Missouri’s crayfish, also called crawdads or mud bugs, can be cooked and served in a variety of ways, hot or cold. But some preparation steps are common to all dishes.
Use only live, freshly caught crayfish. Some cooks keep them in a container of clean water, or perhaps lightly salted water, prior to cooking for a few days to purge their intestinal system. Keep cooked crayfish chilled until used. The tail meat is what is used in most recipes. Even Missouri’s smaller crayfish can provide a tasty tail meat bite if prepared well.
A simple way to cook crayfish is dropping them into boiling water along with a crab boil seasoning mix. Peel the tail meat out of the shell and eat them like shrimp. However, there’s more than one way to enliven your crawdad dining. Tail meat can be added to spicy Cajun recipes, mixed in salads, added to a rice pilaf, sealed in a pastry, spiced to personal tastes, or frozen for a future hors d’oeuvre serving.
For crayfish etouffee, saute three large onions finely chopped in one stick of butter. Add crayfish fat from the body cavity and cook over low heat until the fat comes to the top. Add tail meat and season to taste. Mix in enough hot water to bring the etouffee to desired consistency, and simmer for 20 minutes. Add parsley and serve over steaming hot rice. Serves 5 to 6. Scandinavian countries have a long crayfish cooking tradition. Author Bernadette Dryden provided a simple Swedish-style boiled crayfish (kokta kräftor) recipe in her MDC cookbook, Cooking Wild in Missouri. She obtained the recipe from Gunilla Murphy, a native of Sweden and the wife of Missouri Conservation Commissioner Dave Murphy

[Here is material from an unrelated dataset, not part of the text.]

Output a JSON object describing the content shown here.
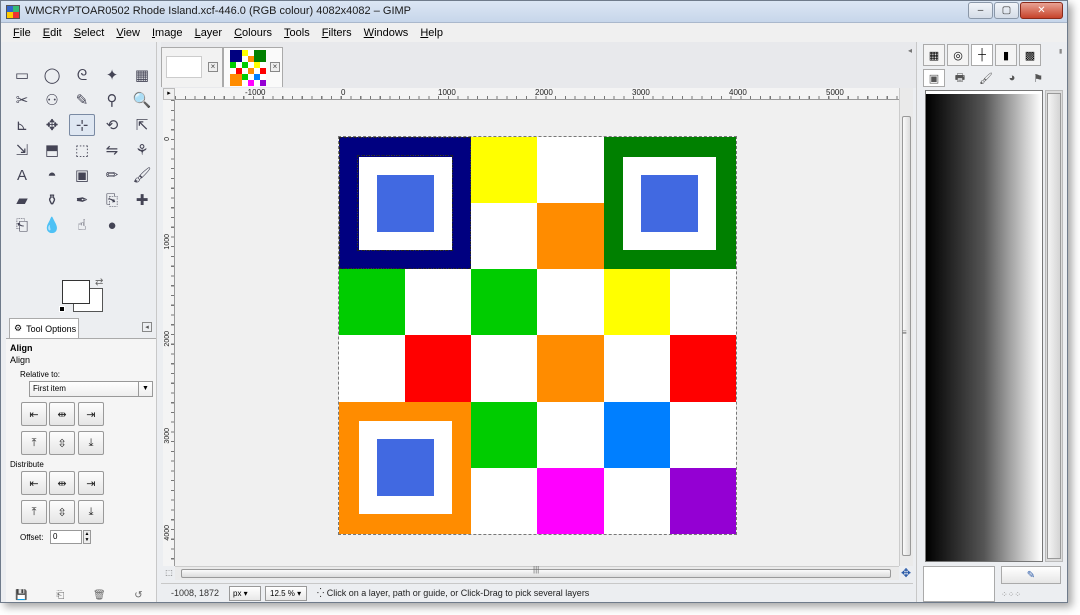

Bring 2¾ quarts of water, 1/2 cup of salt, and lots of fresh dill crowns to a boil. Add 2 pounds (about 25) of fresh, live crayfish. Cook for 10 to 12 minutes after the water returns to a boil. Let the crayfish cool in the liquid. The crayfish can also be frozen in the liquid, and when ready to eat, defrost and serve very cold. You’ll find more crayfish recipes at short.mdc.mo.gov/Z3U.